It’s not just a bunch of stone heads.
For centuries, people believed the Sphinx was just a head sticking out of the ground too. Then they started digging and found there had been a body all along. Same for Easter Island – every one of the 887 statues or mo’ai (some of which are up to 30 feet tall) has a body, although often the body is buried underground. It is true, however, that the mo’ai heads are almost the size of the rest of their bodies. Most of the mo’ai face inland. Only a few gaze out across the Pacific.
Easter Island, a mere 63 square miles in size, is one the world’s most remote islands. It is a territory of Chile, which is more than 2,000+ miles away. Its nearest neighbor is Pitcairn Island (where the HMS Bounty mutineers ended up), nearly 1,300 miles away. And yet approximately 100,000 tourists manage to visit every year.
By the time a Dutch explorer discovered this South Pacific island on Easter Sunday in 1722, its population was about 2,000-3,000 – down from an estimated 15,000 only a century before.
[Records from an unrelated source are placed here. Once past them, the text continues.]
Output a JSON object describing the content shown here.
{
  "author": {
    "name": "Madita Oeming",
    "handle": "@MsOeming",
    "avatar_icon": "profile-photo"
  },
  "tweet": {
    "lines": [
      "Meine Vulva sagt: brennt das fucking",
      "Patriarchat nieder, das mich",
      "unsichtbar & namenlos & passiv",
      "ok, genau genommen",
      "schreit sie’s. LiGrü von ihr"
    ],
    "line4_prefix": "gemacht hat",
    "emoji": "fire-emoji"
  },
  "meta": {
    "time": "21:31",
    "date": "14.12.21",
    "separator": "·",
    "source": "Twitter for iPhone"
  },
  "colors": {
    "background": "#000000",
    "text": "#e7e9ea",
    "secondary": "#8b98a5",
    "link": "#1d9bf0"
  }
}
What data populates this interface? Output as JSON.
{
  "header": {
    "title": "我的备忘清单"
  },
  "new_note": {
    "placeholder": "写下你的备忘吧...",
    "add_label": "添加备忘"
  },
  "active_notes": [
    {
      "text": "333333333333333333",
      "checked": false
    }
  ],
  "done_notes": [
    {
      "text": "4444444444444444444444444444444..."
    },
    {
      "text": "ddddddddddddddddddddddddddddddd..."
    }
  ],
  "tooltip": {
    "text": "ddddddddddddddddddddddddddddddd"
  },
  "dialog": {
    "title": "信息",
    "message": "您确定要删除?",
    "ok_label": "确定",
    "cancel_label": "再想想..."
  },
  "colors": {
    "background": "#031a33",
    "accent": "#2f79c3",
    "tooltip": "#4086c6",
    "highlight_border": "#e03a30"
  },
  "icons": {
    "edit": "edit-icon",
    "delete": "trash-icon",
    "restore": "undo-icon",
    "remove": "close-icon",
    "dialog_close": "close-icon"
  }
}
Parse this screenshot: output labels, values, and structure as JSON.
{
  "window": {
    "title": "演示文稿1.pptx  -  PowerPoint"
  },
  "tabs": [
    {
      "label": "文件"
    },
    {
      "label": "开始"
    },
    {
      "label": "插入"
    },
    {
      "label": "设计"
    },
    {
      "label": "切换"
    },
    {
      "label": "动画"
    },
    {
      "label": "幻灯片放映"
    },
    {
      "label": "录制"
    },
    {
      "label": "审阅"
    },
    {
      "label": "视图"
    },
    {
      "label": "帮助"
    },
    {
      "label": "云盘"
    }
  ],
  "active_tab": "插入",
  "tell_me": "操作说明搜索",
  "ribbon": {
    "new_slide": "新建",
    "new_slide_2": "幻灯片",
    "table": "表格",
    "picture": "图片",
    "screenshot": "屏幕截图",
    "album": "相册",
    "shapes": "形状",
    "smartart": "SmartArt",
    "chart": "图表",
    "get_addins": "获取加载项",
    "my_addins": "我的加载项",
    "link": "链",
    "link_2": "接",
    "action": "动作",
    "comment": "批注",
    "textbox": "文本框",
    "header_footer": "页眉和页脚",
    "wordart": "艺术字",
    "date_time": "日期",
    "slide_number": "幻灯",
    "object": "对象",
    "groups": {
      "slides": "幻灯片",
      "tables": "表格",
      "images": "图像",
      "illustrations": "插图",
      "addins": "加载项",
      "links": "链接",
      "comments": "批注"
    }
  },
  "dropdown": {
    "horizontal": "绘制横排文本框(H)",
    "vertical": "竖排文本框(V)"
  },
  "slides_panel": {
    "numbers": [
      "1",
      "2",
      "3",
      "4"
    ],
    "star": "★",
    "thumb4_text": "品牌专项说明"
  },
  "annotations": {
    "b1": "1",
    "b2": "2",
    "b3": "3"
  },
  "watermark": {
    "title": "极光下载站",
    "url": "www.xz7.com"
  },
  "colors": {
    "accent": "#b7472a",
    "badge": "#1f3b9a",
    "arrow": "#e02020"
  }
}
Deforestation and destructive Polynesian rats may have been the cause of this decrease. The Europeans’ introduction of new diseases like smallpox and tuberculosis did not help the situation, and neither did the Peruvian slave trade of the 1860s. By 1877, Easter Island’s native population was down to 111.
When were the mo’ai created, and why? And how did these massive statues make their way to locations all around the island?
We can only guess why the mo’ai were created, but we know most were carved from volcanic rock between approximately 1100 AD and 1680 AD. Some experts believe the Easter Island natives “walked” the mo’ai to their various locations by having two teams on opposite sides loop ropes around the statues’ heads and then rock the statues from side to side, enabling them to waddle forward with little “steps.”
Perhaps Easter Island’s greatest mystery is how the natives got there in the first place. Were the ancient Polynesians skilled navigators? How else would they have happened upon a tiny Pacific island more than a thousand miles distant from any place else?